NAMBLA NAMI, etc., the sources that are referenced throughout the site, our personal experience and the experiences family, friends, and what people have reported on various reputable sites all over teh intergoogles. As such the information presented here is not intended as a substitute for real medical advice from your real doctor, just a compliment to it. You should never, ever, replace what a real doctor tells you with something from a website on the Internet. The farthest you should ever take it is getting a second opinion from another real doctor. Educate yourself - always read the PI/SPC sheet or medication guide/patient information leaflet (PIL) that comes with your medications and never ever throw them away. OK, you can throw away duplicate copies, but keep at least one, as that’s your proof of purchase of having taken a med in case a doctor doubts your medical history. Plus they take up less space than a bottle, although keeping one inside of a pill bottle is even better.
Crazymeds is not responsible for the content of sites we provide links to. We like them, or they’re paid advertisements, or they’re something else we think you should read to help you make an informed decision about a particular med. Sometimes they’re more than one of those things. But what’s on those sites is their business, not ours.
Crazymeds is optimized for ridiculously large screens and browsers that don’t block ads. I use Firefox and Chrome, running under Windows 72. On a computer that sits on top of my desk. With a 23 inch monitor. Hey, at least you can make the text larger or smaller by clicking on the + or - buttons in the upper right hand corner. If you have Java enabled. Like 99% of the websites on the planet, Crazymeds is hosted on domain running an open source operating system with a variety of open source applications, including the software used to display what you’ve been reading. As such Crazymeds is not responsible for whatever weird shit your browser does or does not do when you read this site3.
No neurologists, psychiatrists, therapists or pharmacists were harmed in the production of this website. Use only as directed. Void where prohibited. Contains nuts. Certain restrictions may apply. All data are subject to availability. Not available on all mobile devices, in the 12 Galaxies Guiltied to a Zegnatronic Rocket Society, or in all dimensions of reality. Hail Xenu!

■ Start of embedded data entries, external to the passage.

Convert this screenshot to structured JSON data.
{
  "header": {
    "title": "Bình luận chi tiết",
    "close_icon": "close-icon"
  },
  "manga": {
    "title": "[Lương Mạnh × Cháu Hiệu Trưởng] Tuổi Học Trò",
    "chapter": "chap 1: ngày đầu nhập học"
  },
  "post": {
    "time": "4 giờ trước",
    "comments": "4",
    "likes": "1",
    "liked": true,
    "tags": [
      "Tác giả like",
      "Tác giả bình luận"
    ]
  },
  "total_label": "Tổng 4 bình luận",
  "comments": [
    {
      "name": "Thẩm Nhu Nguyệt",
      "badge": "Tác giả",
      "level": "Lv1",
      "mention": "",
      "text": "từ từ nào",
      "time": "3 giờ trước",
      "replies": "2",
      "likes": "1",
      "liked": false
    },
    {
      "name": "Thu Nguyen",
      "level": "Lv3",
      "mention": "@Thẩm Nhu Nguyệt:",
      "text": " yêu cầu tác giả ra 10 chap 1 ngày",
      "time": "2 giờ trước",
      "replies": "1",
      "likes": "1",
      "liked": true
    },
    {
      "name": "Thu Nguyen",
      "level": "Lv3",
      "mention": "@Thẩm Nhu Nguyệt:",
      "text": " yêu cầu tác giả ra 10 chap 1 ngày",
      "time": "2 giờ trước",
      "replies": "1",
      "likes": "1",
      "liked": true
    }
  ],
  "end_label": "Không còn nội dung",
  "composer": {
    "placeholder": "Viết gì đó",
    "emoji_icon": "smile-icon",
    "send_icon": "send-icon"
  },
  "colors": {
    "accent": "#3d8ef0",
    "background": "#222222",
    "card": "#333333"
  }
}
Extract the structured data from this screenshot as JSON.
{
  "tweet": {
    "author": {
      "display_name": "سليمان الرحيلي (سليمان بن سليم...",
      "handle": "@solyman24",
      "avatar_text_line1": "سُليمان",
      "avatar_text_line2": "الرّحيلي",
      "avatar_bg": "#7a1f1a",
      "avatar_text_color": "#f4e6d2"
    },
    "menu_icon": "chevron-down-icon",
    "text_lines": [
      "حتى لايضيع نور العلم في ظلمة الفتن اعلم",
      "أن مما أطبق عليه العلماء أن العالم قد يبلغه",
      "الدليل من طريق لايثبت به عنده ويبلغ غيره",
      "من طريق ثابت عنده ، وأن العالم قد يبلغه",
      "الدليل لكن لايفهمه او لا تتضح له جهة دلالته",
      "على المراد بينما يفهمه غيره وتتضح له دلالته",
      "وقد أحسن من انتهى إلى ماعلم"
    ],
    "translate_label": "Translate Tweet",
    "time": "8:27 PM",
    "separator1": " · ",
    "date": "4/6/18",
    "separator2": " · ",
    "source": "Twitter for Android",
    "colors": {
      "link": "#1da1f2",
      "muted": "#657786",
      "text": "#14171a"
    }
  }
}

‘Everything is true, nothing is permitted.’ - Jerod Poore
1 While there are plenty of books to help you with hypochondria, for some reason there’s not much in the way of websites. Then again, staying off of the Internet is a large part of curing/managing the disorder.
2 Remember kids, Microsloth operating systems are like TOS Star Trek movies with in that every other one sucks way, way more. With TOS Star Trek movies you don’t want to bother watching the odd-numbered ones. With Microsloth OS you don’t want to buy and install the even-numbered ones. Anyone who remembers ME and Vista knows what I mean.
3 Have I mentioned how open source operating systems for commercial applications is one of the dumbest ideas in the history of dumb ideas?* I don’t even need my big-ass rant any more. Heartbleed has made my case for me. And that’s just the one that got all the media attention. The very nature of an open source operating system makes security as much of an illusion of anonymity. Before you flip out too much: the domain Crazymeds is hosted on uses a version of SSL that is not affected by the Heartbleed bug. That’s one of the many reasons why I pay a lot of money and keep this site on Lunarpages.
* Yes, I know I’m using open source browsers. I also test the site using the now-defunct IE and Safari browsers. Their popularity - and superiority - killed IE and Safari, so that’s why I rely on the open source browsers. It’s like brand vs. generic meds. Sometimes the generic is better than the brand.